Content starts
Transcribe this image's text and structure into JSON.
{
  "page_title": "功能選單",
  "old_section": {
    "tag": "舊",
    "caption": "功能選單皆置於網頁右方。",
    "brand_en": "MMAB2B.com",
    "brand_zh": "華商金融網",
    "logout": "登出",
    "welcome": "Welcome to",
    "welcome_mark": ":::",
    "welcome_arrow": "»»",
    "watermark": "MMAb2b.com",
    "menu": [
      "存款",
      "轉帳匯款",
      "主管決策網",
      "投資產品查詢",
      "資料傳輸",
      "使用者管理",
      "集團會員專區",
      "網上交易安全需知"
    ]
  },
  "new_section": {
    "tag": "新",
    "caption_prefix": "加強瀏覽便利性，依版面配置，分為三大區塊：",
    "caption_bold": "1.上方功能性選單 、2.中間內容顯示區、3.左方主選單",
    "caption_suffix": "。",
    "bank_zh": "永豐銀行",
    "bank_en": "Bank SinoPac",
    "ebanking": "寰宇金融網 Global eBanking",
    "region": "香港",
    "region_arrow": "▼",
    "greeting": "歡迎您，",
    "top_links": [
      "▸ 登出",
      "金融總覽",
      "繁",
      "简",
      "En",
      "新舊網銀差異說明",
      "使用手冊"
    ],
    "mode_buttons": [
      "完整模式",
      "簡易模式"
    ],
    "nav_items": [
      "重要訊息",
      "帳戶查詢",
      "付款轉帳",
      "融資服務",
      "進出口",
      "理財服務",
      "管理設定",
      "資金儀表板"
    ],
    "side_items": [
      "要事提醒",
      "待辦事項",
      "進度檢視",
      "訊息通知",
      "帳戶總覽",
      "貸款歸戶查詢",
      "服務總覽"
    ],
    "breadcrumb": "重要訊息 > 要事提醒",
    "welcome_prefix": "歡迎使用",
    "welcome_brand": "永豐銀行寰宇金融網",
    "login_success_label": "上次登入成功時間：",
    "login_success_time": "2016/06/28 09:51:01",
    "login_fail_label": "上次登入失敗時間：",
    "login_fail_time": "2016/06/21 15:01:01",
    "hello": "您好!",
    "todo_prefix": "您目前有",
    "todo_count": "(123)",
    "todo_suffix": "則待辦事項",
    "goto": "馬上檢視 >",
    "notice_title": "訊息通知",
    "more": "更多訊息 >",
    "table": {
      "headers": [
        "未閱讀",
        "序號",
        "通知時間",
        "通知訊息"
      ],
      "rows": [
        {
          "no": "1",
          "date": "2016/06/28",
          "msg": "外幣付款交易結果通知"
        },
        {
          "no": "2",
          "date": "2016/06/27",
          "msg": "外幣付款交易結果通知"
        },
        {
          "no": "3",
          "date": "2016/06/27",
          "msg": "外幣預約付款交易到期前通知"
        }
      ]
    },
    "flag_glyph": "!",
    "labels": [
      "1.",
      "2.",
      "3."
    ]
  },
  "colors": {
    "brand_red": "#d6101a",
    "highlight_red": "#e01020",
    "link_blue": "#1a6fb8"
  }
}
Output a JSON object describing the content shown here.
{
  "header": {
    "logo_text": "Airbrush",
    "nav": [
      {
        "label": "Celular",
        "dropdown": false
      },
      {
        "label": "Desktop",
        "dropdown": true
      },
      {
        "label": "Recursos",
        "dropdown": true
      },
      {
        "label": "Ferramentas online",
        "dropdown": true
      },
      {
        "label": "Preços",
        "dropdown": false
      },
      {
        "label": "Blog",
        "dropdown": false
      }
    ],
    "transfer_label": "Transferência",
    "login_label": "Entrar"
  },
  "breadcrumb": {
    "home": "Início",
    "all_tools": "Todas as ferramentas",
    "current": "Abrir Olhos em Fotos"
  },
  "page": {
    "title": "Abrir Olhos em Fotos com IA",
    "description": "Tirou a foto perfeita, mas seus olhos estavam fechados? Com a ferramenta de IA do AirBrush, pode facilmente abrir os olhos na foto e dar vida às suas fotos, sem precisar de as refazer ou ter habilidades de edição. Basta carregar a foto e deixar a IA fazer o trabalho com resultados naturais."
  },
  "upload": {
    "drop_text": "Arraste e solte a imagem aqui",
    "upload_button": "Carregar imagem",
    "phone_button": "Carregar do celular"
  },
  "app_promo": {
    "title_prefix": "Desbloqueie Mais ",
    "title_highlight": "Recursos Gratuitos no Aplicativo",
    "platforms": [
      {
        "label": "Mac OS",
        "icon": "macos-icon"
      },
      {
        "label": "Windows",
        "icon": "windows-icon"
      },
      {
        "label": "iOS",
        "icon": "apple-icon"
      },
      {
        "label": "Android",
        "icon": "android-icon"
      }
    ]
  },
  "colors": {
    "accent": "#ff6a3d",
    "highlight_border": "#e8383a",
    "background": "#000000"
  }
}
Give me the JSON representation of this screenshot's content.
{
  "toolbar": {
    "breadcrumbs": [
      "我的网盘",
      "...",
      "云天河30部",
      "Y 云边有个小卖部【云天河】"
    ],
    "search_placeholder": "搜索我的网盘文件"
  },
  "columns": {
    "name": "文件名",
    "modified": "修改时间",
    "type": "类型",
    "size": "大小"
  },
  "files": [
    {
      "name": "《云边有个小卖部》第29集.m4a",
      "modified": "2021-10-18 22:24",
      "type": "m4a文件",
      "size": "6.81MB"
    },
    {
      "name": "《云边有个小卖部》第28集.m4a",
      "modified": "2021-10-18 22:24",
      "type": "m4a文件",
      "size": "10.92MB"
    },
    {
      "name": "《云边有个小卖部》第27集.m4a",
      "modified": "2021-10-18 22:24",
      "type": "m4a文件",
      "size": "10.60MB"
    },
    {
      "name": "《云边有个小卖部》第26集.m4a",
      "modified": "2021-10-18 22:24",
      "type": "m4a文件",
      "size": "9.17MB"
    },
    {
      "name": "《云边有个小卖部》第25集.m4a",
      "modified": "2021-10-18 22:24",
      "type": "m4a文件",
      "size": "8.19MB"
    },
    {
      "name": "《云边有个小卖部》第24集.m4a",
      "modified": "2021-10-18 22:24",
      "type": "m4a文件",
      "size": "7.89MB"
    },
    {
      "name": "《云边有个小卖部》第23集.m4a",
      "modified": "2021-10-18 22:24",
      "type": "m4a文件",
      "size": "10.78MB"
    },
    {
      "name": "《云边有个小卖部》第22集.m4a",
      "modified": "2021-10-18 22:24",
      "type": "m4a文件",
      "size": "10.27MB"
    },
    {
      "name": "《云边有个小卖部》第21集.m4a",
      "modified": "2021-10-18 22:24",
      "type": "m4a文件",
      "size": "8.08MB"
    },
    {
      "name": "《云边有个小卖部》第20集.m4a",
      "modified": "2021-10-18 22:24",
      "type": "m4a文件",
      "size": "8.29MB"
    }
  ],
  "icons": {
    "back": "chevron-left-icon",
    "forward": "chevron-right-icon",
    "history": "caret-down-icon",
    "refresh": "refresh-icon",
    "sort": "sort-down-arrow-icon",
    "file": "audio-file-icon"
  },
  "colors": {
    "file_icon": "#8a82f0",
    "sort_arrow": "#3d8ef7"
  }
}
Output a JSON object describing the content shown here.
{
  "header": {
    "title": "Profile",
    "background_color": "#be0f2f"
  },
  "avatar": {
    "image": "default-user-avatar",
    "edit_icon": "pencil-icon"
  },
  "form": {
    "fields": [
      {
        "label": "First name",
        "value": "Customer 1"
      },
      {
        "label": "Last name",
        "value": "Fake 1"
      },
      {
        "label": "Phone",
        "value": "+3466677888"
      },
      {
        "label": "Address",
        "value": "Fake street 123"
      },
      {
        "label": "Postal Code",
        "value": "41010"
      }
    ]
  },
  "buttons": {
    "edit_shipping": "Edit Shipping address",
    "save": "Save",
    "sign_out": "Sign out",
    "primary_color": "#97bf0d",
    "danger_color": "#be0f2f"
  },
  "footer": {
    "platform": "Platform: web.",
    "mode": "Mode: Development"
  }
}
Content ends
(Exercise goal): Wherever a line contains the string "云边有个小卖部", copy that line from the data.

(Exercise solution):
      "Y 云边有个小卖部【云天河】"
      "name": "《云边有个小卖部》第29集.m4a",
      "name": "《云边有个小卖部》第28集.m4a",
      "name": "《云边有个小卖部》第27集.m4a",
      "name": "《云边有个小卖部》第26集.m4a",
      "name": "《云边有个小卖部》第25集.m4a",
      "name": "《云边有个小卖部》第24集.m4a",
      "name": "《云边有个小卖部》第23集.m4a",
      "name": "《云边有个小卖部》第22集.m4a",
      "name": "《云边有个小卖部》第21集.m4a",
      "name": "《云边有个小卖部》第20集.m4a",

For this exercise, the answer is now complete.